You are here: HomeReligion2019 06 24Article 757519

Religion of Monday, 24 June 2019


Religious leaders commit to intensify education on adolescent reproductive rights

Religious leaders in the Central Region have re-affirmed their unalloyed support and commitment to intensify education on adolescent reproductive issues as well as sexual and gender-based violence (SGBV) that infringed on the rights of adolescents and children.

They will equip adolescents with knowledge, skills, values and timely information required to make responsible choices about their sexual and social relationships.

The education would be segmented into age groups interspersed with culturally relevant messages on sex and relationships through scientifically accurate, realistic and non-judgmental information on their behavioural and attitudinal challenges.

Imam Ibrahim Mohammed, Ekumfi Circuit Imam, announced this on behalf of religious leaders at a day's stakeholders’ workshop to build the capacity of leaders of Faith Based Organizations (FBO) to scale up public education and support mechanisms for victims of sexual and Gender Based violence (SGBV).

The engagement held in Cape Coast on Wednesday, was organized by the Department of Gender in collaboration with the Regional Coordinating Council (RCC), UNFPA and funded by the Canadian Government.

As a means of achieving that feat, the religious leaders called for a stronger collaboration between Christians, Muslims and other faiths to effectively set the parameters on adolescents’ reproductive health education.

They also advocated massive investment in recreational and social infrastructure by government, FBOs and support agencies to offer protection to victims of SGBV and also support the poor and needy with income generating activities.

They charged parents to put premium on the needs of their children by providing their basic needs such as shelter, health, food, education and security.

Ms. Amanda Odoi, Senior Research Assistance at the Centre for Gender Research, Advocacy and Documentation (CEGRAD), of the University of Cape Coast (UCC), who facilitated the discussion underscored the role of religious leaders in sex education.

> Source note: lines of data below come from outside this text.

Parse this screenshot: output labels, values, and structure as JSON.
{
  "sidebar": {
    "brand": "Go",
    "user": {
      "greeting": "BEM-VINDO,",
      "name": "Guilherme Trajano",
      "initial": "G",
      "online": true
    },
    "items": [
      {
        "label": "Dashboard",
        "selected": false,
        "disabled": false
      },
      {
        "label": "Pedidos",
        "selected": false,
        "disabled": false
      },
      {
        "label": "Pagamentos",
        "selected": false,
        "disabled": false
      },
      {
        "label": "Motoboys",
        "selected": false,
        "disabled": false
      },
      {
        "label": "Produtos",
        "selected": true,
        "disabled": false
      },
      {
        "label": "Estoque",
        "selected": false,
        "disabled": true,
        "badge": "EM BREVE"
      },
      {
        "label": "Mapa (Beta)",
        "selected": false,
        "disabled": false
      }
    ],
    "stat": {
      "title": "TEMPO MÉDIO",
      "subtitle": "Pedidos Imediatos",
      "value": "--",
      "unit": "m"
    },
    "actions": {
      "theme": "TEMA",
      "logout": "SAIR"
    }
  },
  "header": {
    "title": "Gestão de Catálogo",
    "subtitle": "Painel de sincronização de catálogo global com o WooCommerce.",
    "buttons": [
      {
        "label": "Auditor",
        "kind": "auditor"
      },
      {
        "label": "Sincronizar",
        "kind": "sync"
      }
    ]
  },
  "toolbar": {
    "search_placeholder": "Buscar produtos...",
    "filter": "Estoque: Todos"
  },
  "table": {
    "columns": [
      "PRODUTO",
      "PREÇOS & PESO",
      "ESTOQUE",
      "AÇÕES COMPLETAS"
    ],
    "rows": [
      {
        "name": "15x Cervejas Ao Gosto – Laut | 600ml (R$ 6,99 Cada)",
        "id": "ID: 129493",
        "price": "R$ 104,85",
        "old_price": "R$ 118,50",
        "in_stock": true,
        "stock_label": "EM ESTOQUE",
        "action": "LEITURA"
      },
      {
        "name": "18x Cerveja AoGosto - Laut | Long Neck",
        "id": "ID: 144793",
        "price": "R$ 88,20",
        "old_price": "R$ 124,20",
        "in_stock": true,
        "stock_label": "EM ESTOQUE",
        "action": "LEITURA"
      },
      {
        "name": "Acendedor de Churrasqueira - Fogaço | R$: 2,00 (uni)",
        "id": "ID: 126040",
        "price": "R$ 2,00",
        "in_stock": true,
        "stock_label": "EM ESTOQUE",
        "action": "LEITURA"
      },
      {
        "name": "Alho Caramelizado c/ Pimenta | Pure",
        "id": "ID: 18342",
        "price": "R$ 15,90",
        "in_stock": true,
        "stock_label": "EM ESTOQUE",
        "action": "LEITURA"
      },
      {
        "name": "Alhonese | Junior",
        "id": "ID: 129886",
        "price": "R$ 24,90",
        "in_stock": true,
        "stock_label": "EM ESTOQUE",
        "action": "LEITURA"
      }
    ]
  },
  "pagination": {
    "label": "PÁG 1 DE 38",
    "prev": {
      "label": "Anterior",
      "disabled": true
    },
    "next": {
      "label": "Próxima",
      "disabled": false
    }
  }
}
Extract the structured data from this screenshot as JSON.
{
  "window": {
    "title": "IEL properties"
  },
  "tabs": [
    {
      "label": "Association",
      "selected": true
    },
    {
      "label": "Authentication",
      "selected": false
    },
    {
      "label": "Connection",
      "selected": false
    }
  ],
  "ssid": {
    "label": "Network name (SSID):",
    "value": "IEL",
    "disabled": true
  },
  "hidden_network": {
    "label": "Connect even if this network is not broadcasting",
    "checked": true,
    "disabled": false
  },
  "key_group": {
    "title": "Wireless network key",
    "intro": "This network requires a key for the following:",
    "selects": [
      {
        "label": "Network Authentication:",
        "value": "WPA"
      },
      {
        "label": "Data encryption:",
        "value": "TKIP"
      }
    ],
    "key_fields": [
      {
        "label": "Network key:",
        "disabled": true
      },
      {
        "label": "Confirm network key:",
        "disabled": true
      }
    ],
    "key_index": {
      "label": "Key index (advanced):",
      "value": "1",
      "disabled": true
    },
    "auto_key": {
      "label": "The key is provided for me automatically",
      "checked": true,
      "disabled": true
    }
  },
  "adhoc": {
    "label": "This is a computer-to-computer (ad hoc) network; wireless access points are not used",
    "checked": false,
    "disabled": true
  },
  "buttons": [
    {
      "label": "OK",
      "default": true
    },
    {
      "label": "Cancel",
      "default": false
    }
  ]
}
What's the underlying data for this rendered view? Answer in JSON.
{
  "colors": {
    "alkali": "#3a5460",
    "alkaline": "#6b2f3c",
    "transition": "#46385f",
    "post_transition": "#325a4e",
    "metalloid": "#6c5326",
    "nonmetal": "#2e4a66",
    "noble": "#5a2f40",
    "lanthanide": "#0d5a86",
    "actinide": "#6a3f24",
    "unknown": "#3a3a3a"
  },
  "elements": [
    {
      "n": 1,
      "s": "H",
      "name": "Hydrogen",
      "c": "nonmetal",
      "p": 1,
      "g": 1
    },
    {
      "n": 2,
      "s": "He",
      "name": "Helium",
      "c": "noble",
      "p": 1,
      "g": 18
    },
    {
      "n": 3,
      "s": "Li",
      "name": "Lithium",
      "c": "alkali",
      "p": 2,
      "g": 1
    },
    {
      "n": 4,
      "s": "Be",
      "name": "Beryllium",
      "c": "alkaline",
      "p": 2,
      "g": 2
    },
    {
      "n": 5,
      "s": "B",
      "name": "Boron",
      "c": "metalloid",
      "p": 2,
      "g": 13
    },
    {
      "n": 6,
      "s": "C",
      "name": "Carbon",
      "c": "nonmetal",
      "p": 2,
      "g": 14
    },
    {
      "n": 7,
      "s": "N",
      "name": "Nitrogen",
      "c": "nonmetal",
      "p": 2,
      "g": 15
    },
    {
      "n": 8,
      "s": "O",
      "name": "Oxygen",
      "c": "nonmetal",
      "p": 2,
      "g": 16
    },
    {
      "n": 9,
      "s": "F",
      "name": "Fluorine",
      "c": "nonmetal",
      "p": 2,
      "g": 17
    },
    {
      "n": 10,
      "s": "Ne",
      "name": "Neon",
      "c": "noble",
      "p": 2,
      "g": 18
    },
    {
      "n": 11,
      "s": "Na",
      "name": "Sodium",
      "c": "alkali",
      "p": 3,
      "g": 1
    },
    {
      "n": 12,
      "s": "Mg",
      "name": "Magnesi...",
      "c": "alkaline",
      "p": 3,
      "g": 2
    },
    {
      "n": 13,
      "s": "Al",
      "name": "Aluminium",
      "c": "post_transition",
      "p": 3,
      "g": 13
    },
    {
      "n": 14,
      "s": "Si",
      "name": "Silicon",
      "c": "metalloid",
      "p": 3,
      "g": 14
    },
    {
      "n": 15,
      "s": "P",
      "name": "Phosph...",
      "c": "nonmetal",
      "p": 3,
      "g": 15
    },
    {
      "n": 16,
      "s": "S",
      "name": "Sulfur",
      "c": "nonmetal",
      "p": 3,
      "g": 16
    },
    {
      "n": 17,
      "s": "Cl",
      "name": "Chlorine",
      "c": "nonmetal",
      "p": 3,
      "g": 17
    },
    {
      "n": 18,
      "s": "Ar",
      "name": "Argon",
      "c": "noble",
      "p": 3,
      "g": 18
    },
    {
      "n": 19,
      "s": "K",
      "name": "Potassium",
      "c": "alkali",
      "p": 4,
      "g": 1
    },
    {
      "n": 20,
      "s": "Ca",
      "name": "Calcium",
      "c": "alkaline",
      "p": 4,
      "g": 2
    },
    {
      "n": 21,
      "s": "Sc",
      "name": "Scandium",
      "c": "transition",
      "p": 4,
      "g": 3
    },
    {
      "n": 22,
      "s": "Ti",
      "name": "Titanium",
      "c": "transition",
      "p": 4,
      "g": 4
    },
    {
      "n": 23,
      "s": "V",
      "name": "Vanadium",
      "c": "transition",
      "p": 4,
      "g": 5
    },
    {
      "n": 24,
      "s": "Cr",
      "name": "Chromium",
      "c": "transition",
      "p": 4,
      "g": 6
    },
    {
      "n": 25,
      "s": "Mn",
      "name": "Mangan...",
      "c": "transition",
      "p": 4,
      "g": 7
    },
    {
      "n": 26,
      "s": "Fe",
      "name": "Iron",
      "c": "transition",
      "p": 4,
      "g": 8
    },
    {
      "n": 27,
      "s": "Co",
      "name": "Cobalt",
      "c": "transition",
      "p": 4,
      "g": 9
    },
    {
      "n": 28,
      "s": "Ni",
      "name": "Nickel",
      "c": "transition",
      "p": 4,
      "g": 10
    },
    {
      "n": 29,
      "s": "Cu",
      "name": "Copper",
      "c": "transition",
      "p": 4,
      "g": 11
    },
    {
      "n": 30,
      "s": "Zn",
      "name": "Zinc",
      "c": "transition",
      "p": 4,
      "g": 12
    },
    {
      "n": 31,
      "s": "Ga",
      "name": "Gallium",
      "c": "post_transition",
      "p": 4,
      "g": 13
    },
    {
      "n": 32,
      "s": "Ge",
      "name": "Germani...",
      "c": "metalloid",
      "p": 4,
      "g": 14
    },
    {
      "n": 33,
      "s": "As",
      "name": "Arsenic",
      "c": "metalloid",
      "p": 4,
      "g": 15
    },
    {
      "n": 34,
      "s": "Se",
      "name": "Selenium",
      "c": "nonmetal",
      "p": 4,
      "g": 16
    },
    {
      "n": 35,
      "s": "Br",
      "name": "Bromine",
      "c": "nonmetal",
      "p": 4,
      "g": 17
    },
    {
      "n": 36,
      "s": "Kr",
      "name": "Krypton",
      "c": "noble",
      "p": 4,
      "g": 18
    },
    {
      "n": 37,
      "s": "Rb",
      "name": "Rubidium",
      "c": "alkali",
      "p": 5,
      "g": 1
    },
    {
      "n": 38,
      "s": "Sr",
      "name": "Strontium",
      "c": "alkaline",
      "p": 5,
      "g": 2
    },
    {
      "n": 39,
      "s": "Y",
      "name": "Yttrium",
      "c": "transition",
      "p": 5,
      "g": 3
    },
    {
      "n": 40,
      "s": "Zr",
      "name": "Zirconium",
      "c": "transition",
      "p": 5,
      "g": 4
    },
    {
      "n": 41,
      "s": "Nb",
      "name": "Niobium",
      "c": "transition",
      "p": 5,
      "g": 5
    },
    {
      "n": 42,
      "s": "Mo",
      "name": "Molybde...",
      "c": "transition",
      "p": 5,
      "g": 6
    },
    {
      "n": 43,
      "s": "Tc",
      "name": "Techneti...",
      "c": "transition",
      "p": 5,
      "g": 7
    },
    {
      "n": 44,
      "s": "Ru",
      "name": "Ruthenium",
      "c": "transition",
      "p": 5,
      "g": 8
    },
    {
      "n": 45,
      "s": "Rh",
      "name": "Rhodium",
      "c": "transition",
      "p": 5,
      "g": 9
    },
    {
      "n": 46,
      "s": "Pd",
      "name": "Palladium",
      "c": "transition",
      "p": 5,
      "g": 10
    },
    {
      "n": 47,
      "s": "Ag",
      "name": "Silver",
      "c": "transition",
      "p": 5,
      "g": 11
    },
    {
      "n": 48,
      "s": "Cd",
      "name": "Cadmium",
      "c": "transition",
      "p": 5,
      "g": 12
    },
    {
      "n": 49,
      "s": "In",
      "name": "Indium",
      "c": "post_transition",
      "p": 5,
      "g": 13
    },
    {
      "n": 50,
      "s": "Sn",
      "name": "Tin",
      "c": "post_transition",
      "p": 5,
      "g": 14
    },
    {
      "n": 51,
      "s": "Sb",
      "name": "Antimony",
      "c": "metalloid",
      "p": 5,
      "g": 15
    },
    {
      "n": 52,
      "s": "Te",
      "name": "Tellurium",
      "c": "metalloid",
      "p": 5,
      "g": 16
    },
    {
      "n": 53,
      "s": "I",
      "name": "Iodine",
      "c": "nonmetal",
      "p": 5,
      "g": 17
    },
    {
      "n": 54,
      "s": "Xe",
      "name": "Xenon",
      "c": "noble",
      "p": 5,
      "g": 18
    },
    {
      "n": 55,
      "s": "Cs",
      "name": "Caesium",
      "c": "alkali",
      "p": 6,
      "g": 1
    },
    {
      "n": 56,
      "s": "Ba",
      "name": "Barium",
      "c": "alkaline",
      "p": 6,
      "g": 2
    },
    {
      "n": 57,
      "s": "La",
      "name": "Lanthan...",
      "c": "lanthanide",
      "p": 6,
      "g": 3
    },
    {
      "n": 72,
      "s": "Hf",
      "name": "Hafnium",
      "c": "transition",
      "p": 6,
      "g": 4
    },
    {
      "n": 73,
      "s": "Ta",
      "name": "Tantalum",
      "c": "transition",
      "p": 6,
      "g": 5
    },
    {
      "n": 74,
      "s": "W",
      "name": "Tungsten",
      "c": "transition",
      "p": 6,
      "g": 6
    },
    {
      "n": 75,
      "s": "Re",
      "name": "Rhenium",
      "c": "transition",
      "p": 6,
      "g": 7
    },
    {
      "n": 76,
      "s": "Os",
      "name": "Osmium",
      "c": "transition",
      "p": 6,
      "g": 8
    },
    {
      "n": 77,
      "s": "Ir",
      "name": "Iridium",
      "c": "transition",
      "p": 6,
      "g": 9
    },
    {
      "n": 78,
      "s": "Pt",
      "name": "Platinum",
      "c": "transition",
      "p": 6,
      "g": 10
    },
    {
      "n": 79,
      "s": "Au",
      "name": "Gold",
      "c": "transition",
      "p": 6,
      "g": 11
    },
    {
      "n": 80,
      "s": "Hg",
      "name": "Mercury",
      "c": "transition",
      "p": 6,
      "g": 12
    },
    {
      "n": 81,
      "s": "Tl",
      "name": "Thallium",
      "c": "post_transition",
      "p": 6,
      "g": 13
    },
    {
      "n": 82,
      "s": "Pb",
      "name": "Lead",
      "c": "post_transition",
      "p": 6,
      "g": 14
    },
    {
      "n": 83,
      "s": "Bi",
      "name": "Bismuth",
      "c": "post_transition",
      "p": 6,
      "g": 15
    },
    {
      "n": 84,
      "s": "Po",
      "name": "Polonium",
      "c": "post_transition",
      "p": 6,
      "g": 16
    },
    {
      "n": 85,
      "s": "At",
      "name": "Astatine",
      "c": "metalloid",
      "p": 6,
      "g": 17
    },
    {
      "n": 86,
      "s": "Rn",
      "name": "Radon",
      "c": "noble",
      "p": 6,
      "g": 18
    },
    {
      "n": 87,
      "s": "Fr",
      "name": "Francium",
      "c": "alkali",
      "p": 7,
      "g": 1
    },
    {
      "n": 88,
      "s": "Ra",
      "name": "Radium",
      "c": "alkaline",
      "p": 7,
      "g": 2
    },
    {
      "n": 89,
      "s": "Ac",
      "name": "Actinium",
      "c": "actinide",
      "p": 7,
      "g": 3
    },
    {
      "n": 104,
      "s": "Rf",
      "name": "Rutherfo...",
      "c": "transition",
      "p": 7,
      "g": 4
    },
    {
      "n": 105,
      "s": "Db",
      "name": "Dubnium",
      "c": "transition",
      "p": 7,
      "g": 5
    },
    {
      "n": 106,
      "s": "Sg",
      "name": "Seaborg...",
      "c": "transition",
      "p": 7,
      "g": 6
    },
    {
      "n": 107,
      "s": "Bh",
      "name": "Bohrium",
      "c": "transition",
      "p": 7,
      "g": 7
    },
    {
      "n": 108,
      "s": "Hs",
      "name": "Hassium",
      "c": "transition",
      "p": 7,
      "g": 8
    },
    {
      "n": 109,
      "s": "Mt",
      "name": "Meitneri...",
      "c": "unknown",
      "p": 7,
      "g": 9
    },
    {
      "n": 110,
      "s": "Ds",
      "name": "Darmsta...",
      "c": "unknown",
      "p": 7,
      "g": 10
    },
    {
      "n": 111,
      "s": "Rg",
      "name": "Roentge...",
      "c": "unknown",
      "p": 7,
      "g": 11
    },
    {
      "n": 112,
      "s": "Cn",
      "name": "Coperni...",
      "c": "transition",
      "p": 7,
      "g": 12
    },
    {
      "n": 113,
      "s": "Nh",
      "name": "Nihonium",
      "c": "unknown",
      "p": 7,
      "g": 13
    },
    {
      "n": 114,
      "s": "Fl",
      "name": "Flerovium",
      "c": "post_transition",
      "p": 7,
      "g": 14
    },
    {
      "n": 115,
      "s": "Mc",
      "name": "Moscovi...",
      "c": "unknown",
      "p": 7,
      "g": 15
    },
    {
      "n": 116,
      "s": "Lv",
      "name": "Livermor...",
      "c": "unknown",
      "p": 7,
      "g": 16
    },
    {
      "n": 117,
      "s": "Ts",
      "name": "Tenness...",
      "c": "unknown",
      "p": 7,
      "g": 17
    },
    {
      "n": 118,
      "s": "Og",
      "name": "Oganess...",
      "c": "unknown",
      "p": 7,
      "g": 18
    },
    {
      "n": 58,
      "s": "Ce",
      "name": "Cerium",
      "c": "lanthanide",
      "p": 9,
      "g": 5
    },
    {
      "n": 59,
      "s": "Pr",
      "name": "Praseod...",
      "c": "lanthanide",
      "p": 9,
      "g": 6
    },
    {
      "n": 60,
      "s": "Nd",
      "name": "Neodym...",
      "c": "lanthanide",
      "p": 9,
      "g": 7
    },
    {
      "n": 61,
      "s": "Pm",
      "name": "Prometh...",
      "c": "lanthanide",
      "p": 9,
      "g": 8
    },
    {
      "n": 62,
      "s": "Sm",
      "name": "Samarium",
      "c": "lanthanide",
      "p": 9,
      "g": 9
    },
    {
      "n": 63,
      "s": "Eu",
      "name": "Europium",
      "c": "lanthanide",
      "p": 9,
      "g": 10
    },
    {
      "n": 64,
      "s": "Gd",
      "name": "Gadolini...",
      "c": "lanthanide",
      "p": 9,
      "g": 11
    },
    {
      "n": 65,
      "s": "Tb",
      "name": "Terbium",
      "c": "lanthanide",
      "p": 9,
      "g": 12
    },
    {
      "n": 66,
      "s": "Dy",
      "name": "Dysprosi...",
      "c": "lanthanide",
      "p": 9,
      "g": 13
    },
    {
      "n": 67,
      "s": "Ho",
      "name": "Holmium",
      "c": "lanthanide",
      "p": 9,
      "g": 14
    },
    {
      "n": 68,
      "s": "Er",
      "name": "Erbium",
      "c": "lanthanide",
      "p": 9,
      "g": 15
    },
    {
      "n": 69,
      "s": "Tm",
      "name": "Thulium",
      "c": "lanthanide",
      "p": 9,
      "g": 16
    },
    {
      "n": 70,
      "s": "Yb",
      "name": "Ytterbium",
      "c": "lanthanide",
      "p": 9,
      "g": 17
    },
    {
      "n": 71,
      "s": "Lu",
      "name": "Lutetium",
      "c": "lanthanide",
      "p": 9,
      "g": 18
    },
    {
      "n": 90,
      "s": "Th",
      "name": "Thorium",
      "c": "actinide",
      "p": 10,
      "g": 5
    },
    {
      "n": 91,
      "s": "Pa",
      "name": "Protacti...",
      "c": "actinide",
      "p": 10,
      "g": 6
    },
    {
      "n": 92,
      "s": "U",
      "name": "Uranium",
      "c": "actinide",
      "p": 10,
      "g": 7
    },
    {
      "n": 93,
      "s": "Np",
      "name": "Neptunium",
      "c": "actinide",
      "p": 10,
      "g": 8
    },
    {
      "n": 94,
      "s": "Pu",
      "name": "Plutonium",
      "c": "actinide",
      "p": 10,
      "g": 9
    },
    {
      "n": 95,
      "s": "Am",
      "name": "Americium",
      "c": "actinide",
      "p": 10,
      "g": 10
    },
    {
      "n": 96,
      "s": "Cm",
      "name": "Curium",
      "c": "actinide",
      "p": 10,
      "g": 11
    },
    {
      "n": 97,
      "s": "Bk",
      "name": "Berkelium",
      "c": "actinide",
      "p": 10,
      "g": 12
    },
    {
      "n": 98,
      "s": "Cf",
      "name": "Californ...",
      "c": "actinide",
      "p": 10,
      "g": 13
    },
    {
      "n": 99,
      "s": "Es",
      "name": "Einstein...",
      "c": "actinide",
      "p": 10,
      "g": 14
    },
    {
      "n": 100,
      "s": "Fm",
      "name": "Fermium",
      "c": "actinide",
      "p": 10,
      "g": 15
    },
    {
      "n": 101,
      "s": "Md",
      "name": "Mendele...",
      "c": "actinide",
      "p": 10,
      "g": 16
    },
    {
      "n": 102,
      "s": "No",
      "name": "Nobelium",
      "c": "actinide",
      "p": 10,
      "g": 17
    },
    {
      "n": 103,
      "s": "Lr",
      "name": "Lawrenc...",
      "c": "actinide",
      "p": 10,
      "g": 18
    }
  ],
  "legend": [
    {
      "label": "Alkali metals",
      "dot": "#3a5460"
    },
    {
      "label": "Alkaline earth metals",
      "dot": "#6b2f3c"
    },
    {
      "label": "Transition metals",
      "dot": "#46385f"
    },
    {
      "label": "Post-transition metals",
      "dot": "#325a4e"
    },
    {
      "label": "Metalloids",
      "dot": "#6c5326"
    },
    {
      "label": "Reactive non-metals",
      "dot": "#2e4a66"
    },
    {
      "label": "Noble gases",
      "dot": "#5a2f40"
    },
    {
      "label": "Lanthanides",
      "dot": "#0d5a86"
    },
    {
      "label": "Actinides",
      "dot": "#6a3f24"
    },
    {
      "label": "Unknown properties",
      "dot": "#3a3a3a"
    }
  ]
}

She indicated that immediate interventions of religious and traditional leaders remained key to increasing the knowledge and understanding of adolescents on their reproductive health to help identify adolescents’ sexual needs to promote and sustain behavioural change.

She asked Parents and leaders not to shy away from educating children and adolescents on sex life, because some adolescents were already having sex and had multiple partners unknown to parents and tasked them to seize every moment to honestly, openly and directly listen without being judgmental, but monitor and supervise their activities.

Talking about sex with children does not make or encourage them to be sexually active but rather help protect themselves since sexual desires in adolescents was natural.

She enumerated some consequences of lack of sex education to include ignorance, unwanted pregnancies, STIs, curtailed education and adolescent marriage and cohabitation.

Mrs. Thywill Eyra Kpe, Regional Director of the Department of Gender, asked them to do away with any tradition and custom that affected the wellbeing of children such as marrying off teenage pregnant girls to safeguard family honour.

She effectively schooled them on child marriage and the role of FBOs, Gender issues, Children's Act 1998, child protection and the consequences associated with it.

She mentioned some types of gender violence to include sexual, physical, psychological and economic violence like rape, incest, defilement and child labour, adding that they were social misdeeds that often led to untimely deaths and affect health and marriage life of the victims.

Send your news stories to and features to . Chat to us via WhatsApp on +233 55 2699 625.

Join our Newsletter